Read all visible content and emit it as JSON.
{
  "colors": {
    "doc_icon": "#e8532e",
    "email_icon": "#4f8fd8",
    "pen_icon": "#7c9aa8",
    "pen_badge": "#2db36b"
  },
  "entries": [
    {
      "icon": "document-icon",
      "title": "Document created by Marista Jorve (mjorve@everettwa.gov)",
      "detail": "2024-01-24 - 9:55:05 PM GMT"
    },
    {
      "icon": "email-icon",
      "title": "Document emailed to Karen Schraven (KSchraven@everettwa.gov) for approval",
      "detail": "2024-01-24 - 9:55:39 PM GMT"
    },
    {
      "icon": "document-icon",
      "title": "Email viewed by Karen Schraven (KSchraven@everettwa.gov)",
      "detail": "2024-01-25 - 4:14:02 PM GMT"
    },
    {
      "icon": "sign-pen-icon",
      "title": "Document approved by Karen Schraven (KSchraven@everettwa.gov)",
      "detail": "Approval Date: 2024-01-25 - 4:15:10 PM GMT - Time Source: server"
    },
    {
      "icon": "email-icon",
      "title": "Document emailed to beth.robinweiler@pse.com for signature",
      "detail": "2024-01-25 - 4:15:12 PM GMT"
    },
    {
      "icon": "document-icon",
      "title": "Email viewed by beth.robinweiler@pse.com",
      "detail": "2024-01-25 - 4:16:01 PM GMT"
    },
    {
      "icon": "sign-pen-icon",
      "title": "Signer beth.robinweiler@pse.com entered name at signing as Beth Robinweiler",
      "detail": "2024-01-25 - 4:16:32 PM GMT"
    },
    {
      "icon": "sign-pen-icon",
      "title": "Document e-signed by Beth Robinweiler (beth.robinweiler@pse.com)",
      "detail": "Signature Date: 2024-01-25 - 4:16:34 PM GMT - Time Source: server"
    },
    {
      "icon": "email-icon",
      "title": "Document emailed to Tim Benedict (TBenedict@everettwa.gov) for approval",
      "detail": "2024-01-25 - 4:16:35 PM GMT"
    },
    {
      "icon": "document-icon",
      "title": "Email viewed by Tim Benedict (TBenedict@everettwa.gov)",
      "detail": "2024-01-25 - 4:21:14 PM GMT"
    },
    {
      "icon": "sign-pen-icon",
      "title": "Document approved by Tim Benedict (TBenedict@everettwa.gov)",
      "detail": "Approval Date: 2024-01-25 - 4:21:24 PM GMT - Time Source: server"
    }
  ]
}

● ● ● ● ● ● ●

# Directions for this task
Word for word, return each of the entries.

# Response area
Read all visible content and emit it as JSON.
{
  "colors": {
    "doc_icon": "#e8532e",
    "email_icon": "#4f8fd8",
    "pen_icon": "#7c9aa8",
    "pen_badge": "#2db36b"
  },
  "entries": [
    {
      "icon": "document-icon",
      "title": "Document created by Marista Jorve (mjorve@everettwa.gov)",
      "detail": "2024-01-24 - 9:55:05 PM GMT"
    },
    {
      "icon": "email-icon",
      "title": "Document emailed to Karen Schraven (KSchraven@everettwa.gov) for approval",
      "detail": "2024-01-24 - 9:55:39 PM GMT"
    },
    {
      "icon": "document-icon",
      "title": "Email viewed by Karen Schraven (KSchraven@everettwa.gov)",
      "detail": "2024-01-25 - 4:14:02 PM GMT"
    },
    {
      "icon": "sign-pen-icon",
      "title": "Document approved by Karen Schraven (KSchraven@everettwa.gov)",
      "detail": "Approval Date: 2024-01-25 - 4:15:10 PM GMT - Time Source: server"
    },
    {
      "icon": "email-icon",
      "title": "Document emailed to beth.robinweiler@pse.com for signature",
      "detail": "2024-01-25 - 4:15:12 PM GMT"
    },
    {
      "icon": "document-icon",
      "title": "Email viewed by beth.robinweiler@pse.com",
      "detail": "2024-01-25 - 4:16:01 PM GMT"
    },
    {
      "icon": "sign-pen-icon",
      "title": "Signer beth.robinweiler@pse.com entered name at signing as Beth Robinweiler",
      "detail": "2024-01-25 - 4:16:32 PM GMT"
    },
    {
      "icon": "sign-pen-icon",
      "title": "Document e-signed by Beth Robinweiler (beth.robinweiler@pse.com)",
      "detail": "Signature Date: 2024-01-25 - 4:16:34 PM GMT - Time Source: server"
    },
    {
      "icon": "email-icon",
      "title": "Document emailed to Tim Benedict (TBenedict@everettwa.gov) for approval",
      "detail": "2024-01-25 - 4:16:35 PM GMT"
    },
    {
      "icon": "document-icon",
      "title": "Email viewed by Tim Benedict (TBenedict@everettwa.gov)",
      "detail": "2024-01-25 - 4:21:14 PM GMT"
    },
    {
      "icon": "sign-pen-icon",
      "title": "Document approved by Tim Benedict (TBenedict@everettwa.gov)",
      "detail": "Approval Date: 2024-01-25 - 4:21:24 PM GMT - Time Source: server"
    }
  ]
}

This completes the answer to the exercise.